2mo40

This is a nice comparison. I particularly like the images :) and drawing the comparisons setting aside historical accidents.

A few comments that came to mind as I was reading:

Perform an interchange intervention on the treeification of L such that the corresponding intervention in the treeification of H would not change any values.

As far as I saw, you don’t mention how causal scrubbing specifies selecting the interchange intervention (the answer is: preserving the distribution of inputs to nodes in H, see e.g. the Appendix post). I think ...

12mo

Thanks! Mostly agree with your comments.
I think any combination of {rewriting, using some canonical form} and
{treeification, no treeification} is at least possible, and they all seem sort
of reasonable. Do you mean the relation is that both rewriting and treeification
give you more expressiveness/more precise hypotheses? If so, I agree for
treeification, not sure for rewriting. If we allow literally arbitrary
extensional rewrites, then that does increase the number of different hypotheses
we can make, but these hypotheses can't be understood as making precise claims
about the original computation anymore. I could even see an argument that
allowing rewrites in some sense always makes hypotheses less precise, but I feel
pretty confused about what rewrites even are given that there might be no
canonical topology for the original computation.

Not sure if I'm fully responding to your q but...

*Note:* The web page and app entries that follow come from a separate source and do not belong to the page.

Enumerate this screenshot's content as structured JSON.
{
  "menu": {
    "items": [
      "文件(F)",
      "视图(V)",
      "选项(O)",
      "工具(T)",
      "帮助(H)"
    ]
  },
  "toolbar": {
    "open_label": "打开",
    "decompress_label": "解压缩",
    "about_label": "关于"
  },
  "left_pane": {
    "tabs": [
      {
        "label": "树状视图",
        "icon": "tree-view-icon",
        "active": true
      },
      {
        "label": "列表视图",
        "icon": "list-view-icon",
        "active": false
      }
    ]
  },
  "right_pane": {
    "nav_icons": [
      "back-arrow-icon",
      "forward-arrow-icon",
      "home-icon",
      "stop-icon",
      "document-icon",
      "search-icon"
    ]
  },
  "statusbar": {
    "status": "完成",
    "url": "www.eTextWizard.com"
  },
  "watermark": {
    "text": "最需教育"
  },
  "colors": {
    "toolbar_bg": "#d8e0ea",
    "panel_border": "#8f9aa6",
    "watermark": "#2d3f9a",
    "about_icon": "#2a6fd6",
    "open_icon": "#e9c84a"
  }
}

This sounds right to me, and overall I mostly think of treeification as just a kind of extensional rewrite (plus adding more inputs).

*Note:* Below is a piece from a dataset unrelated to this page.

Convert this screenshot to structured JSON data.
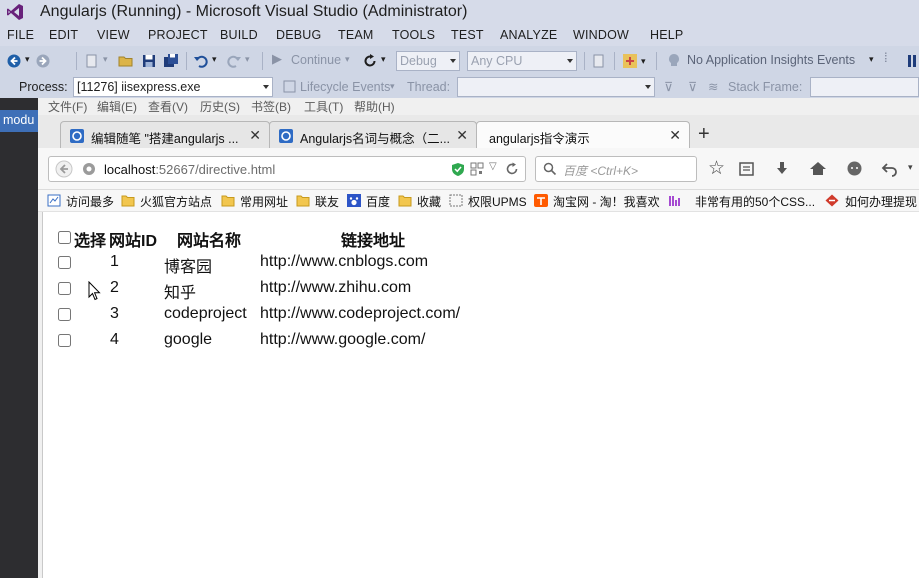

I think of the underlying graph as providing some combination of 1) causal relationships, and 2) smaller pieces to help with search/reasoning, rather than being an object we inherently care about. (It's possibly use... (read more)